▶ [WORK TO COMPLETE] Sort through the entries below and pull out lines containing the word "service".

(Records contained in a dataset)
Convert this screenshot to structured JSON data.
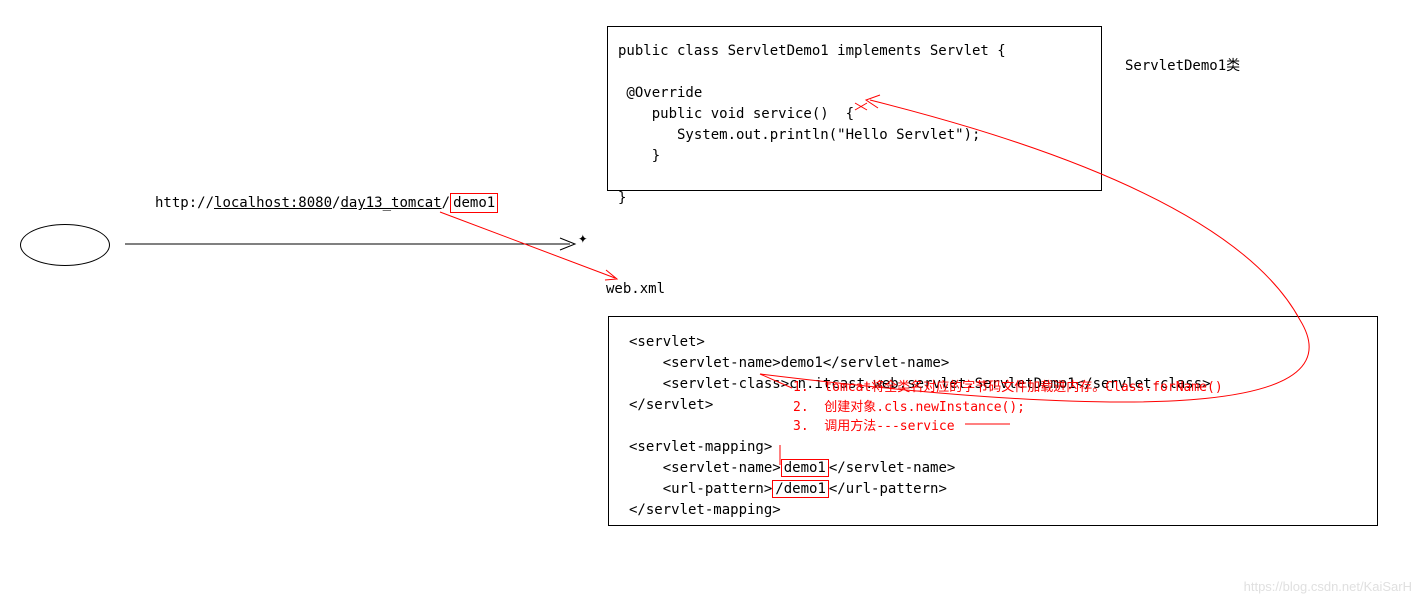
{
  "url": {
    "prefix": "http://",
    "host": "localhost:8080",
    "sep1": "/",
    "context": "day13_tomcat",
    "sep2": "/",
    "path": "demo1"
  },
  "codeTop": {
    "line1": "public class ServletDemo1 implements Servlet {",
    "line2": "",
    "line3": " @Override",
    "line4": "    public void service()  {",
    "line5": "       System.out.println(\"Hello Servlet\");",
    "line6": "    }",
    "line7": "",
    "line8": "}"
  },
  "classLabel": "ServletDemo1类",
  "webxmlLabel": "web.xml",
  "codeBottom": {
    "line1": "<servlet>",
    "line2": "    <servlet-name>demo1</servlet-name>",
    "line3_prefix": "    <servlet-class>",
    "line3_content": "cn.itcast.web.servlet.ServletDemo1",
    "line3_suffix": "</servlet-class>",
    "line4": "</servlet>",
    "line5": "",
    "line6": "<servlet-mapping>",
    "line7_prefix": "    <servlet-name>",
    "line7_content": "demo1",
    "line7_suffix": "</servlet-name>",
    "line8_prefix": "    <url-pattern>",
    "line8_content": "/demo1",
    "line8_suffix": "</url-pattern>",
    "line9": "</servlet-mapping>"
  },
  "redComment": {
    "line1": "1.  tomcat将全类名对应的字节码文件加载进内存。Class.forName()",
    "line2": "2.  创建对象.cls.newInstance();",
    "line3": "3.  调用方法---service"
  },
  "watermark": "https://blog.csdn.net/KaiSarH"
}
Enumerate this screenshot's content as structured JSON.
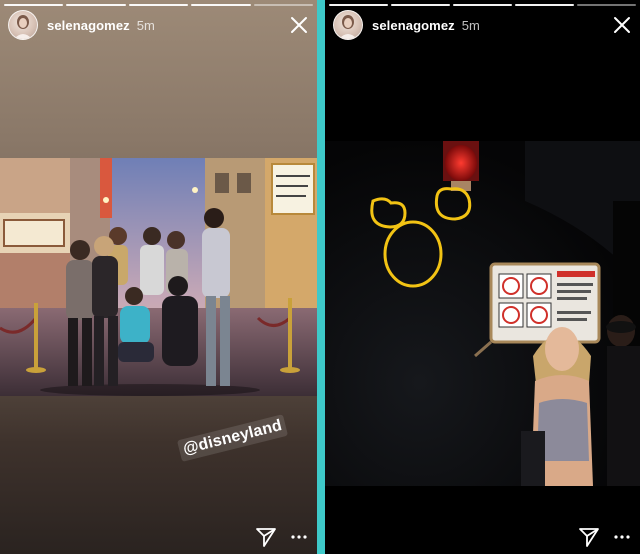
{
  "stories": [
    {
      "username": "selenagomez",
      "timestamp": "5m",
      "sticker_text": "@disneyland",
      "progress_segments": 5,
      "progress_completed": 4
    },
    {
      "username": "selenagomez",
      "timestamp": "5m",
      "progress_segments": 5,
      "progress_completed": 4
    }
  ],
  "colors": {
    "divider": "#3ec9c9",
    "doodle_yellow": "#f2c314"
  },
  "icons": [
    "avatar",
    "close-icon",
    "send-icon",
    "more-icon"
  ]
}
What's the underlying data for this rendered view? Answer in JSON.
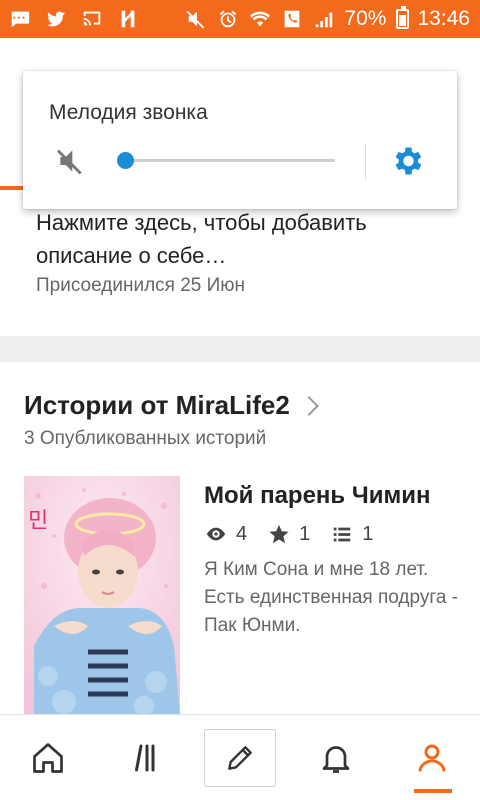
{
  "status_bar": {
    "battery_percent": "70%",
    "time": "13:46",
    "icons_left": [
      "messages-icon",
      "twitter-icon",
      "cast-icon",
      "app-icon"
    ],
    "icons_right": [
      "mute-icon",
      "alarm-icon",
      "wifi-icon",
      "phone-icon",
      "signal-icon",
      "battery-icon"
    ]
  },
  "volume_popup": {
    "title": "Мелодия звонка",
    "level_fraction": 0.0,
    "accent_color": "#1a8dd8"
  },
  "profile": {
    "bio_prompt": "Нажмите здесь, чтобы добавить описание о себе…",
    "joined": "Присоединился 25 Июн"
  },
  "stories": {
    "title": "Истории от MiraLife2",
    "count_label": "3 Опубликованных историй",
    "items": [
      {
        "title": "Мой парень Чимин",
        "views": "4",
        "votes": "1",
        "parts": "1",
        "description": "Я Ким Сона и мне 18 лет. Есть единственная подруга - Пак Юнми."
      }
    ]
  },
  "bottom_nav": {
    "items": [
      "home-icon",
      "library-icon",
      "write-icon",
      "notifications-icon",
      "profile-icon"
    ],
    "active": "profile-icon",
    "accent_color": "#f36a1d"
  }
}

▶ [EXERCISE ANSWER]
    "line4": "    public void service()  {",
    "line3": "3.  调用方法---service"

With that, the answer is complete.